- Work item:
Every line of the data below must be given again exactly.

[Recorded data]

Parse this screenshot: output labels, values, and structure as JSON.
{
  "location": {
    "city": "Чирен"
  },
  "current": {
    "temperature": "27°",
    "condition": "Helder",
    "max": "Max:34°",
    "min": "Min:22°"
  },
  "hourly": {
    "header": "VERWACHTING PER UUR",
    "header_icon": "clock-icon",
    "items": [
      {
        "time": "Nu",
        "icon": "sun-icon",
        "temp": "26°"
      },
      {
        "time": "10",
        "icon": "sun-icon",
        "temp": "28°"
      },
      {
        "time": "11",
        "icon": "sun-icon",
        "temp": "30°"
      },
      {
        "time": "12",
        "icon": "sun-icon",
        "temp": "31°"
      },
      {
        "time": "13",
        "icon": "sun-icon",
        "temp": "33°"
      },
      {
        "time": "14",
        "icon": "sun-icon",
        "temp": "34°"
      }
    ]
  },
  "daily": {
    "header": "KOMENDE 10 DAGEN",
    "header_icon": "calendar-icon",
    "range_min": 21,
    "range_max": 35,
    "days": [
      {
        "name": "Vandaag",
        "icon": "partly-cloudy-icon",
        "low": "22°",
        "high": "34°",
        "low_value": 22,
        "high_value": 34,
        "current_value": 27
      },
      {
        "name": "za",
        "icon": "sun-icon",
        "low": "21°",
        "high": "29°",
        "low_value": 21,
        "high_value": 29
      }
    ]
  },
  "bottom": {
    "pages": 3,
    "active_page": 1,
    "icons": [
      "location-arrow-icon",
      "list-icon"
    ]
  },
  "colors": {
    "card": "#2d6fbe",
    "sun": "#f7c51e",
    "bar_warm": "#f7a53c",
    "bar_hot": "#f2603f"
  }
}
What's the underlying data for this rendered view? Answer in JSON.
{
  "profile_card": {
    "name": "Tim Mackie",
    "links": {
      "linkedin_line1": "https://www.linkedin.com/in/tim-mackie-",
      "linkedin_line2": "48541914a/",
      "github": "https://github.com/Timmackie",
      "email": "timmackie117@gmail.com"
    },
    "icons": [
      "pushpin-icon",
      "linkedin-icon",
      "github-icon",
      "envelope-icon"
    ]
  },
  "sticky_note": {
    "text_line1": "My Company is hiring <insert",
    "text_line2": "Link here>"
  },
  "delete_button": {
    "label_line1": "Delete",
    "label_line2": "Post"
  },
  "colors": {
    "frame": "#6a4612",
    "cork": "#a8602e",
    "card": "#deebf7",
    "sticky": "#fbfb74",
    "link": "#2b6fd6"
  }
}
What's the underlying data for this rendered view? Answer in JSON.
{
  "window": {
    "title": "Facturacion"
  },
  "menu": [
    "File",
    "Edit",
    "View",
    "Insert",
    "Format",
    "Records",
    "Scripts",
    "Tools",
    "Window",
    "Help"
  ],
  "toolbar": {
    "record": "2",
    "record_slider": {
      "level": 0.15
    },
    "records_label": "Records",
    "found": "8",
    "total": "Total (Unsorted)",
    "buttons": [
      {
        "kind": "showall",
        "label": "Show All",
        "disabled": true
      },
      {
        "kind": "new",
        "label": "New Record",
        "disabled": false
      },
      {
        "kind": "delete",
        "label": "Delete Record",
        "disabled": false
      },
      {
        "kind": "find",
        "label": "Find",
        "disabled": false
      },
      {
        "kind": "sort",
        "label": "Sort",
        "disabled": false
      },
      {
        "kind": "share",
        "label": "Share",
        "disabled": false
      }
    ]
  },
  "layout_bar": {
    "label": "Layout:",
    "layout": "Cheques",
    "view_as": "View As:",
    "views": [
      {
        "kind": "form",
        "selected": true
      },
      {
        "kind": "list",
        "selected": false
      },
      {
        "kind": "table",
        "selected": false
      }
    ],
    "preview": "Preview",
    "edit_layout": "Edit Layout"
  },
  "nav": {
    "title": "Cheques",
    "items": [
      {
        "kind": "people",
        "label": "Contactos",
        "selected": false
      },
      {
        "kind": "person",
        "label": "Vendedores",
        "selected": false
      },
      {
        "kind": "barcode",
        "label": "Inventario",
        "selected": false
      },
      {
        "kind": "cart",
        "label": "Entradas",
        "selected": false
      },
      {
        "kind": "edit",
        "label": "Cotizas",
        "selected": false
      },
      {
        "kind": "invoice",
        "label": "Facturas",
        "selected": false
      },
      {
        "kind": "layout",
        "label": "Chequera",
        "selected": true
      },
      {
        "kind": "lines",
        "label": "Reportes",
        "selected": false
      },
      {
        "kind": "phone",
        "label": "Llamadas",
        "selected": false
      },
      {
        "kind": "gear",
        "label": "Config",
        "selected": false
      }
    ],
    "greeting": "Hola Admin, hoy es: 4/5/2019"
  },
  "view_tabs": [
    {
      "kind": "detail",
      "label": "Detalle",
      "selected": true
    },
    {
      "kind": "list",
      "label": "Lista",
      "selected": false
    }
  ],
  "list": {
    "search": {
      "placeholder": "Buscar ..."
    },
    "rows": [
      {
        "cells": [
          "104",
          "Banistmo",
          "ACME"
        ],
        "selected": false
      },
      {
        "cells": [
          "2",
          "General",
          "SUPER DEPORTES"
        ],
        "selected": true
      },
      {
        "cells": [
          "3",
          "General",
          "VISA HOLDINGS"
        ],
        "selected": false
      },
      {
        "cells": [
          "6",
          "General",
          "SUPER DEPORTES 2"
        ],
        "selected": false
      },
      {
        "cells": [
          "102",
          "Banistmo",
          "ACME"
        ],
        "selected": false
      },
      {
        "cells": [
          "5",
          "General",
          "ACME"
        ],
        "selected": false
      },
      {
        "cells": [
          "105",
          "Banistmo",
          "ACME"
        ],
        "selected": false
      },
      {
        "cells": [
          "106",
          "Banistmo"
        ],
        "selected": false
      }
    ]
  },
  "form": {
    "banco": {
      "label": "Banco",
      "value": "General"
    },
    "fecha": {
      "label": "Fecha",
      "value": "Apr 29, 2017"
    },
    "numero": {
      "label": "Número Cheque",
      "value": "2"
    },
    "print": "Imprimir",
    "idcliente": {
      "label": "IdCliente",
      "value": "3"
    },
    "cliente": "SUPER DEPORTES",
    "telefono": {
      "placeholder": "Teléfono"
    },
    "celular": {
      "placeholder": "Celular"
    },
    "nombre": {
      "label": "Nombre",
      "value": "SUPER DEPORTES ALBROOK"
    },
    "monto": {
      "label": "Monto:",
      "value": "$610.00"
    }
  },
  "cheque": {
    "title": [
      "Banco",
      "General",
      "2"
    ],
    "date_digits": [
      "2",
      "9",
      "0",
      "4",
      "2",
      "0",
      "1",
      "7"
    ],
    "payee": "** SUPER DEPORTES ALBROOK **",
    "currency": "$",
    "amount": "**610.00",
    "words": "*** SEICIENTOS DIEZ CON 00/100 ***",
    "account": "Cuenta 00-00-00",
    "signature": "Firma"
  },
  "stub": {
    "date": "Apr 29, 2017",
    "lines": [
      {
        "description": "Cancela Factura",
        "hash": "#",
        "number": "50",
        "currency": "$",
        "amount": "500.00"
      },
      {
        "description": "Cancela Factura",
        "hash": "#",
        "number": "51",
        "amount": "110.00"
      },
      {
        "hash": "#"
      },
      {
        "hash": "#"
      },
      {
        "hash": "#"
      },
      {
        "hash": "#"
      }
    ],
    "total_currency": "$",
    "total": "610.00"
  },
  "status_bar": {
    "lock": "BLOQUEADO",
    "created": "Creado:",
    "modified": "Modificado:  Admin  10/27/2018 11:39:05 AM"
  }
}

- Task output:
Parse this screenshot: output labels, values, and structure as JSON.
{
  "location": {
    "city": "Чирен"
  },
  "current": {
    "temperature": "27°",
    "condition": "Helder",
    "max": "Max:34°",
    "min": "Min:22°"
  },
  "hourly": {
    "header": "VERWACHTING PER UUR",
    "header_icon": "clock-icon",
    "items": [
      {
        "time": "Nu",
        "icon": "sun-icon",
        "temp": "26°"
      },
      {
        "time": "10",
        "icon": "sun-icon",
        "temp": "28°"
      },
      {
        "time": "11",
        "icon": "sun-icon",
        "temp": "30°"
      },
      {
        "time": "12",
        "icon": "sun-icon",
        "temp": "31°"
      },
      {
        "time": "13",
        "icon": "sun-icon",
        "temp": "33°"
      },
      {
        "time": "14",
        "icon": "sun-icon",
        "temp": "34°"
      }
    ]
  },
  "daily": {
    "header": "KOMENDE 10 DAGEN",
    "header_icon": "calendar-icon",
    "range_min": 21,
    "range_max": 35,
    "days": [
      {
        "name": "Vandaag",
        "icon": "partly-cloudy-icon",
        "low": "22°",
        "high": "34°",
        "low_value": 22,
        "high_value": 34,
        "current_value": 27
      },
      {
        "name": "za",
        "icon": "sun-icon",
        "low": "21°",
        "high": "29°",
        "low_value": 21,
        "high_value": 29
      }
    ]
  },
  "bottom": {
    "pages": 3,
    "active_page": 1,
    "icons": [
      "location-arrow-icon",
      "list-icon"
    ]
  },
  "colors": {
    "card": "#2d6fbe",
    "sun": "#f7c51e",
    "bar_warm": "#f7a53c",
    "bar_hot": "#f2603f"
  }
}
What's the underlying data for this rendered view? Answer in JSON.
{
  "profile_card": {
    "name": "Tim Mackie",
    "links": {
      "linkedin_line1": "https://www.linkedin.com/in/tim-mackie-",
      "linkedin_line2": "48541914a/",
      "github": "https://github.com/Timmackie",
      "email": "timmackie117@gmail.com"
    },
    "icons": [
      "pushpin-icon",
      "linkedin-icon",
      "github-icon",
      "envelope-icon"
    ]
  },
  "sticky_note": {
    "text_line1": "My Company is hiring <insert",
    "text_line2": "Link here>"
  },
  "delete_button": {
    "label_line1": "Delete",
    "label_line2": "Post"
  },
  "colors": {
    "frame": "#6a4612",
    "cork": "#a8602e",
    "card": "#deebf7",
    "sticky": "#fbfb74",
    "link": "#2b6fd6"
  }
}
What's the underlying data for this rendered view? Answer in JSON.
{
  "window": {
    "title": "Facturacion"
  },
  "menu": [
    "File",
    "Edit",
    "View",
    "Insert",
    "Format",
    "Records",
    "Scripts",
    "Tools",
    "Window",
    "Help"
  ],
  "toolbar": {
    "record": "2",
    "record_slider": {
      "level": 0.15
    },
    "records_label": "Records",
    "found": "8",
    "total": "Total (Unsorted)",
    "buttons": [
      {
        "kind": "showall",
        "label": "Show All",
        "disabled": true
      },
      {
        "kind": "new",
        "label": "New Record",
        "disabled": false
      },
      {
        "kind": "delete",
        "label": "Delete Record",
        "disabled": false
      },
      {
        "kind": "find",
        "label": "Find",
        "disabled": false
      },
      {
        "kind": "sort",
        "label": "Sort",
        "disabled": false
      },
      {
        "kind": "share",
        "label": "Share",
        "disabled": false
      }
    ]
  },
  "layout_bar": {
    "label": "Layout:",
    "layout": "Cheques",
    "view_as": "View As:",
    "views": [
      {
        "kind": "form",
        "selected": true
      },
      {
        "kind": "list",
        "selected": false
      },
      {
        "kind": "table",
        "selected": false
      }
    ],
    "preview": "Preview",
    "edit_layout": "Edit Layout"
  },
  "nav": {
    "title": "Cheques",
    "items": [
      {
        "kind": "people",
        "label": "Contactos",
        "selected": false
      },
      {
        "kind": "person",
        "label": "Vendedores",
        "selected": false
      },
      {
        "kind": "barcode",
        "label": "Inventario",
        "selected": false
      },
      {
        "kind": "cart",
        "label": "Entradas",
        "selected": false
      },
      {
        "kind": "edit",
        "label": "Cotizas",
        "selected": false
      },
      {
        "kind": "invoice",
        "label": "Facturas",
        "selected": false
      },
      {
        "kind": "layout",
        "label": "Chequera",
        "selected": true
      },
      {
        "kind": "lines",
        "label": "Reportes",
        "selected": false
      },
      {
        "kind": "phone",
        "label": "Llamadas",
        "selected": false
      },
      {
        "kind": "gear",
        "label": "Config",
        "selected": false
      }
    ],
    "greeting": "Hola Admin, hoy es: 4/5/2019"
  },
  "view_tabs": [
    {
      "kind": "detail",
      "label": "Detalle",
      "selected": true
    },
    {
      "kind": "list",
      "label": "Lista",
      "selected": false
    }
  ],
  "list": {
    "search": {
      "placeholder": "Buscar ..."
    },
    "rows": [
      {
        "cells": [
          "104",
          "Banistmo",
          "ACME"
        ],
        "selected": false
      },
      {
        "cells": [
          "2",
          "General",
          "SUPER DEPORTES"
        ],
        "selected": true
      },
      {
        "cells": [
          "3",
          "General",
          "VISA HOLDINGS"
        ],
        "selected": false
      },
      {
        "cells": [
          "6",
          "General",
          "SUPER DEPORTES 2"
        ],
        "selected": false
      },
      {
        "cells": [
          "102",
          "Banistmo",
          "ACME"
        ],
        "selected": false
      },
      {
        "cells": [
          "5",
          "General",
          "ACME"
        ],
        "selected": false
      },
      {
        "cells": [
          "105",
          "Banistmo",
          "ACME"
        ],
        "selected": false
      },
      {
        "cells": [
          "106",
          "Banistmo"
        ],
        "selected": false
      }
    ]
  },
  "form": {
    "banco": {
      "label": "Banco",
      "value": "General"
    },
    "fecha": {
      "label": "Fecha",
      "value": "Apr 29, 2017"
    },
    "numero": {
      "label": "Número Cheque",
      "value": "2"
    },
    "print": "Imprimir",
    "idcliente": {
      "label": "IdCliente",
      "value": "3"
    },
    "cliente": "SUPER DEPORTES",
    "telefono": {
      "placeholder": "Teléfono"
    },
    "celular": {
      "placeholder": "Celular"
    },
    "nombre": {
      "label": "Nombre",
      "value": "SUPER DEPORTES ALBROOK"
    },
    "monto": {
      "label": "Monto:",
      "value": "$610.00"
    }
  },
  "cheque": {
    "title": [
      "Banco",
      "General",
      "2"
    ],
    "date_digits": [
      "2",
      "9",
      "0",
      "4",
      "2",
      "0",
      "1",
      "7"
    ],
    "payee": "** SUPER DEPORTES ALBROOK **",
    "currency": "$",
    "amount": "**610.00",
    "words": "*** SEICIENTOS DIEZ CON 00/100 ***",
    "account": "Cuenta 00-00-00",
    "signature": "Firma"
  },
  "stub": {
    "date": "Apr 29, 2017",
    "lines": [
      {
        "description": "Cancela Factura",
        "hash": "#",
        "number": "50",
        "currency": "$",
        "amount": "500.00"
      },
      {
        "description": "Cancela Factura",
        "hash": "#",
        "number": "51",
        "amount": "110.00"
      },
      {
        "hash": "#"
      },
      {
        "hash": "#"
      },
      {
        "hash": "#"
      },
      {
        "hash": "#"
      }
    ],
    "total_currency": "$",
    "total": "610.00"
  },
  "status_bar": {
    "lock": "BLOQUEADO",
    "created": "Creado:",
    "modified": "Modificado:  Admin  10/27/2018 11:39:05 AM"
  }
}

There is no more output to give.